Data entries
----

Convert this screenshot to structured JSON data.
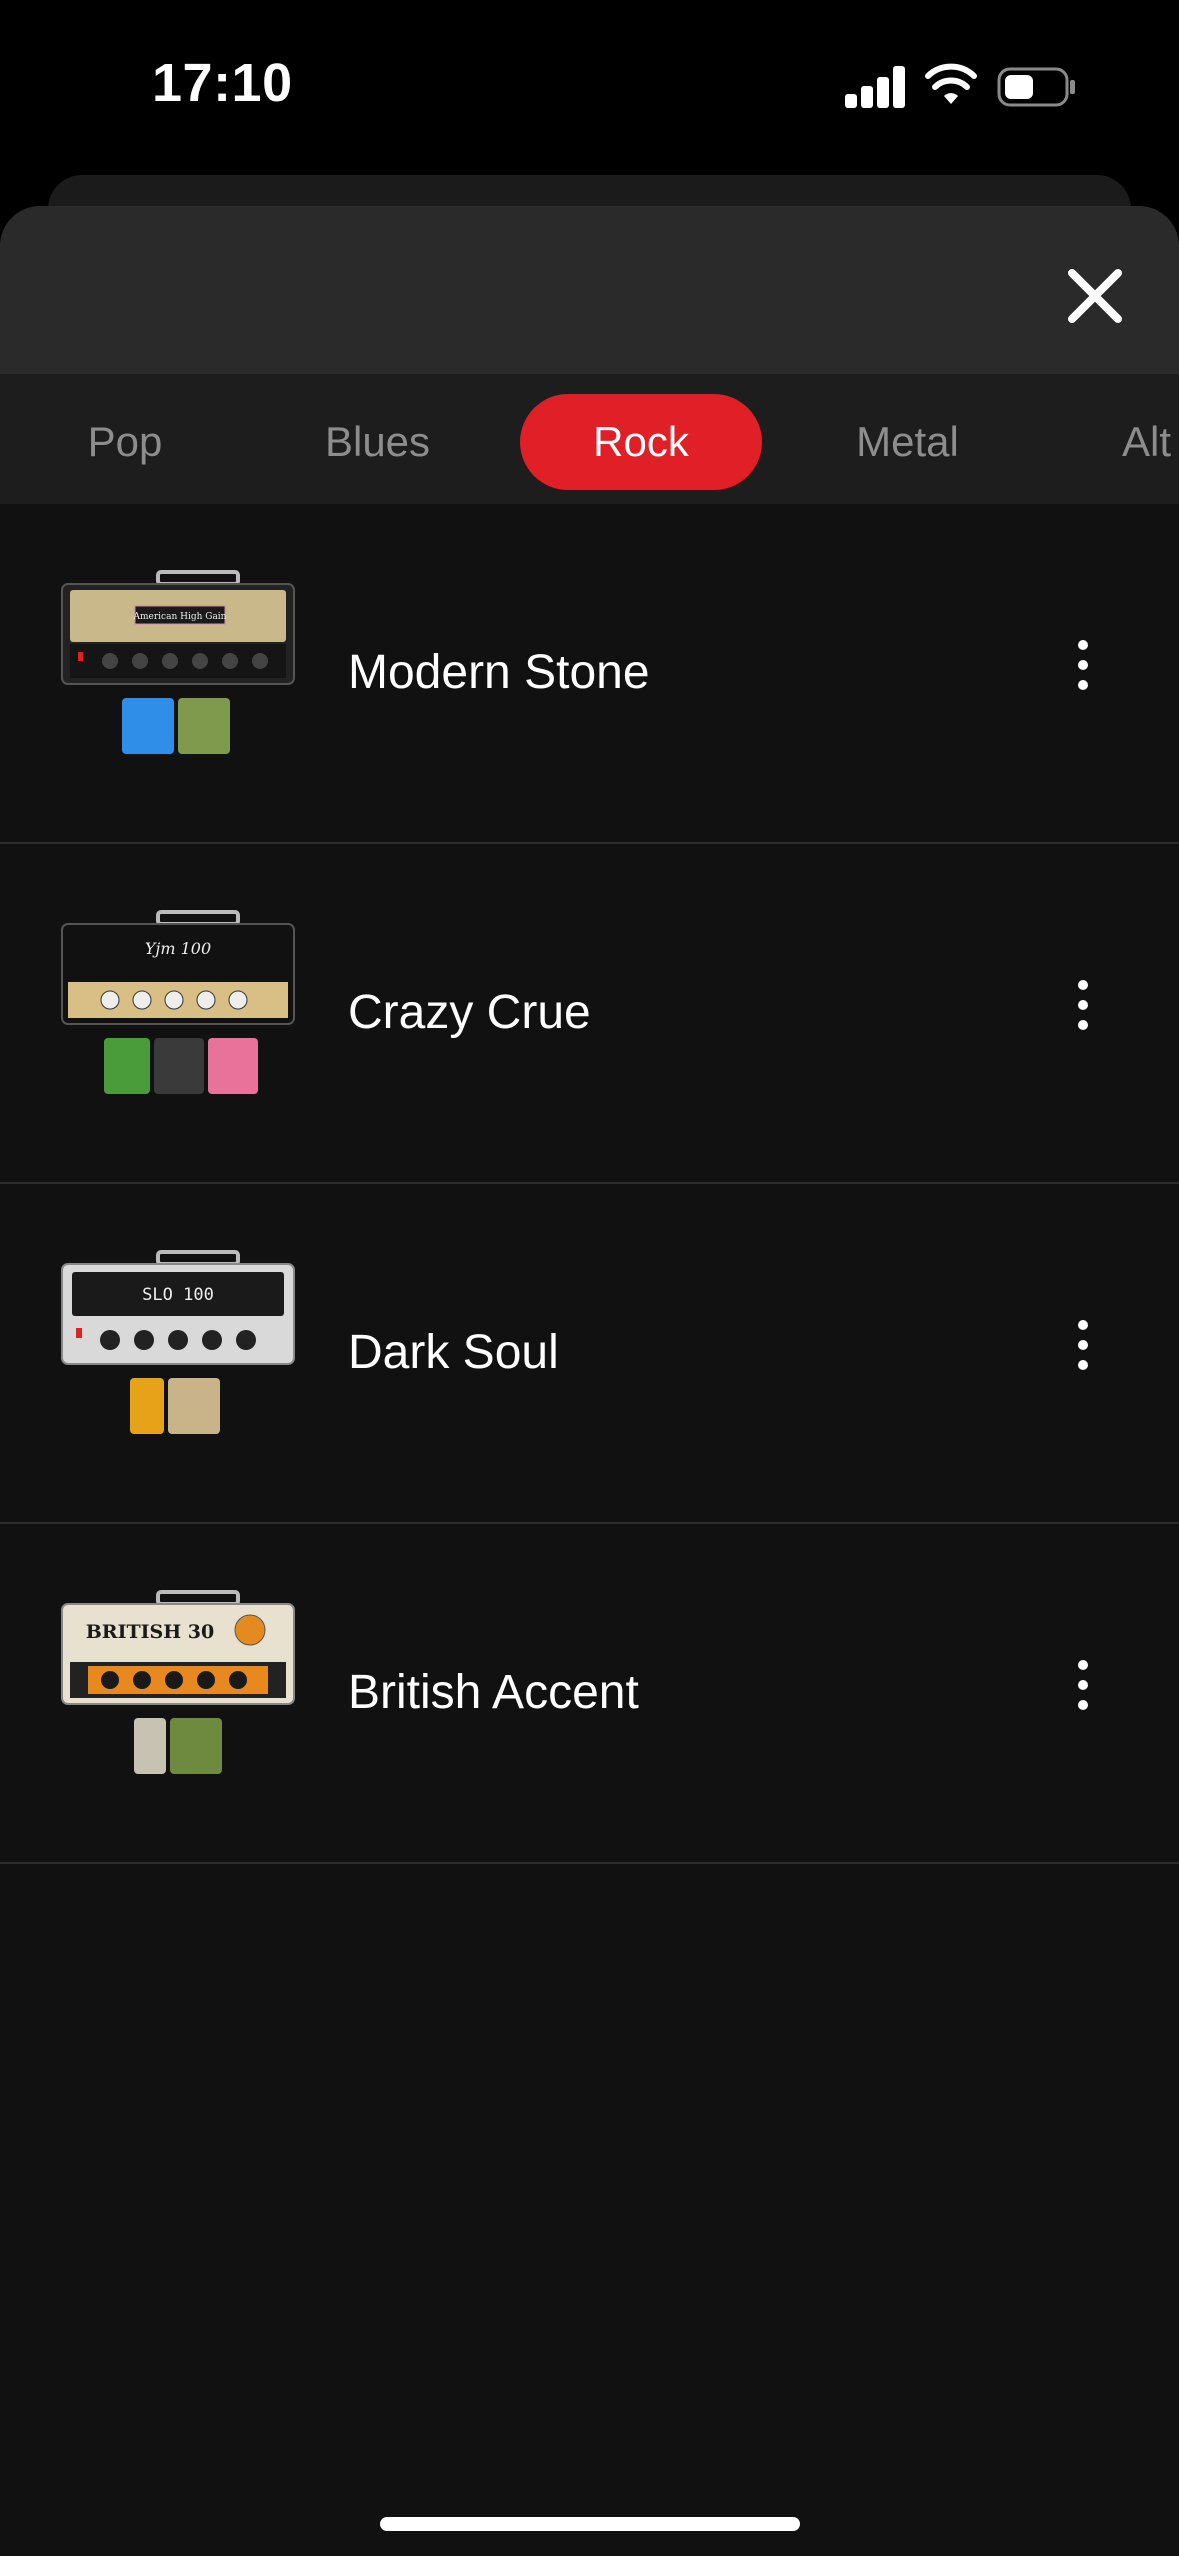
{
  "status_bar": {
    "time": "17:10"
  },
  "tabs": [
    {
      "label": "Pop",
      "active": false
    },
    {
      "label": "Blues",
      "active": false
    },
    {
      "label": "Rock",
      "active": true
    },
    {
      "label": "Metal",
      "active": false
    },
    {
      "label": "Alt",
      "active": false
    }
  ],
  "presets": [
    {
      "name": "Modern Stone",
      "amp_label": "American High Gain",
      "amp_style": "tweed",
      "pedals": [
        "#2f8fe8",
        "#7f9a4c"
      ]
    },
    {
      "name": "Crazy Crue",
      "amp_label": "Yjm 100",
      "amp_style": "black-gold",
      "pedals": [
        "#4a9c3b",
        "#3a3a3a",
        "#e8729a"
      ]
    },
    {
      "name": "Dark Soul",
      "amp_label": "SLO 100",
      "amp_style": "silver",
      "pedals": [
        "#e6a31a",
        "#c9b48a"
      ]
    },
    {
      "name": "British Accent",
      "amp_label": "BRITISH 30",
      "amp_style": "cream-orange",
      "pedals": [
        "#c7c2b2",
        "#6d8a3e"
      ]
    }
  ],
  "colors": {
    "accent": "#e01f26",
    "background": "#111111",
    "tab_bar": "#1d1d1d",
    "header": "#2a2a2a",
    "inactive_text": "#8d8d8d"
  },
  "icons": {
    "close": "close-icon",
    "more": "more-vertical-icon",
    "signal": "cellular-signal-icon",
    "wifi": "wifi-icon",
    "battery": "battery-icon"
  }
}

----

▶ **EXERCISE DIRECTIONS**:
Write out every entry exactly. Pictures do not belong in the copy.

▶ **TASK OUTPUT**:
Convert this screenshot to structured JSON data.
{
  "status_bar": {
    "time": "17:10"
  },
  "tabs": [
    {
      "label": "Pop",
      "active": false
    },
    {
      "label": "Blues",
      "active": false
    },
    {
      "label": "Rock",
      "active": true
    },
    {
      "label": "Metal",
      "active": false
    },
    {
      "label": "Alt",
      "active": false
    }
  ],
  "presets": [
    {
      "name": "Modern Stone",
      "amp_label": "American High Gain",
      "amp_style": "tweed",
      "pedals": [
        "#2f8fe8",
        "#7f9a4c"
      ]
    },
    {
      "name": "Crazy Crue",
      "amp_label": "Yjm 100",
      "amp_style": "black-gold",
      "pedals": [
        "#4a9c3b",
        "#3a3a3a",
        "#e8729a"
      ]
    },
    {
      "name": "Dark Soul",
      "amp_label": "SLO 100",
      "amp_style": "silver",
      "pedals": [
        "#e6a31a",
        "#c9b48a"
      ]
    },
    {
      "name": "British Accent",
      "amp_label": "BRITISH 30",
      "amp_style": "cream-orange",
      "pedals": [
        "#c7c2b2",
        "#6d8a3e"
      ]
    }
  ],
  "colors": {
    "accent": "#e01f26",
    "background": "#111111",
    "tab_bar": "#1d1d1d",
    "header": "#2a2a2a",
    "inactive_text": "#8d8d8d"
  },
  "icons": {
    "close": "close-icon",
    "more": "more-vertical-icon",
    "signal": "cellular-signal-icon",
    "wifi": "wifi-icon",
    "battery": "battery-icon"
  }
}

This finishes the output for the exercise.